Many people may be asking why we continue to produce products using what many consider outdated tools. For those who really use the Unix environment, groff offers some advantages. For example, many of our recent products have been written by authors located far away from our Seattle offices. By using groff, we can send small ASCII files and use tools like diff to only send changes between locations. It also means we don't need multiple copies of expensive layout programs to accomplish the task.
Our office manager uses QuickBooks to do our accounting. Why? Because it was available and inexpensive. She uses DOSemu on her Linux workstation for this task, allowing her to quickly switch back and forth between QuickBooks and, for example, her e-mail. In the future we hope to convert this task over to some software that runs on Linux, but for the moment, this offers a reasonable solution.
We have much planned for Linux in the future. For example, we currently do credit card verification off-line. We hope to write the necessary software to do this directly from a Linux system. We also hope that Progress will be ported to Linux. If this doesn't happen we will probably re-write our database system using a database that runs on Linux.
In conclusion, no, we don't use Linux for everything. But we come pretty close. Linux has proven inexpensive, easily expandable and reliable. For those who thought we didn't use Linux to produce the magazine, now you know. With all but one of our employees sitting at a Linux console every day, I think we practice what we preach rather well.
Some of the tools mentioned in this article may not have been included with your Linux distribution.
NIS: Documentation is available from sunsite.unc.edu/mdw/HOWTO/NIS-HOWTO.html and binaries are available via ftp from sunsite.unc.edu in /pub/Linux/system/Network/admin/yp-clients.tar.gz.
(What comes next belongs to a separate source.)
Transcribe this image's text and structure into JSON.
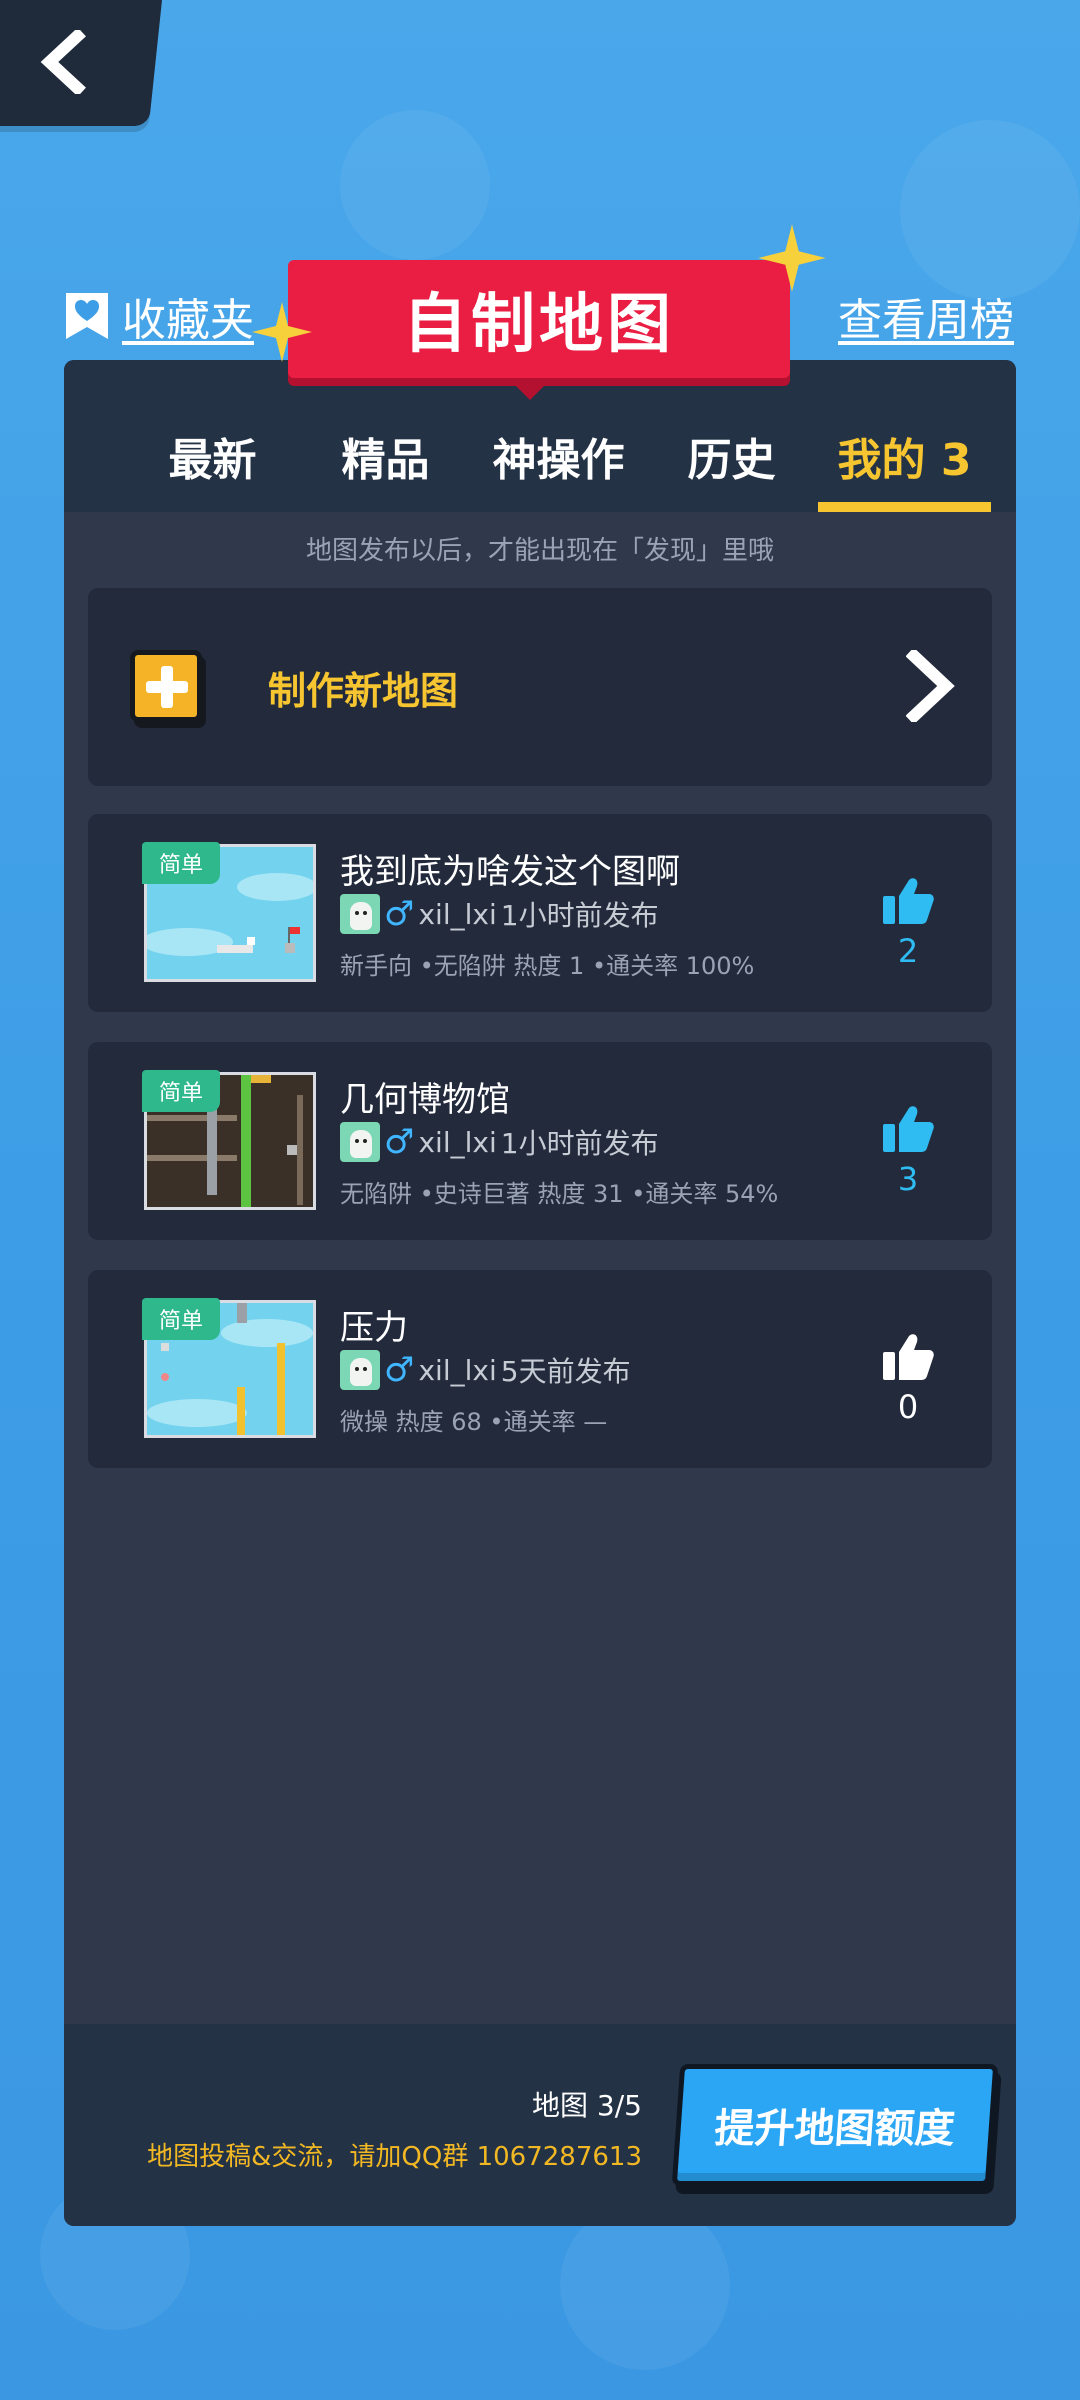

Orion: This firewall was available for purchase from Zebu Systems, http://www.zebu.com or (206)-781-9566 and is based on the Mazama Packet Filter software, www.mazama.com.
smap: smap is part of the Trusted Information System's Firewall Toolkit at ftp://ftp.tis.com/pub/firewalls/toolkit/.
ssh: ssh has a home page at www.cs.hut.fi/ssh/.
Samba: Samba has a home page at lake.canberra.edu.au/pub/samba/samba.html.
Apache: Apache has a home page at www.apache.org.
xv: xv is available with some Linux distributions, and is available via ftp from ftp.cis.upenn.edu in /pub/xv/.
LaTeX, groff, sendmail, tar, diff, and other utilities mentioned in this article should be included with your Linux distribution.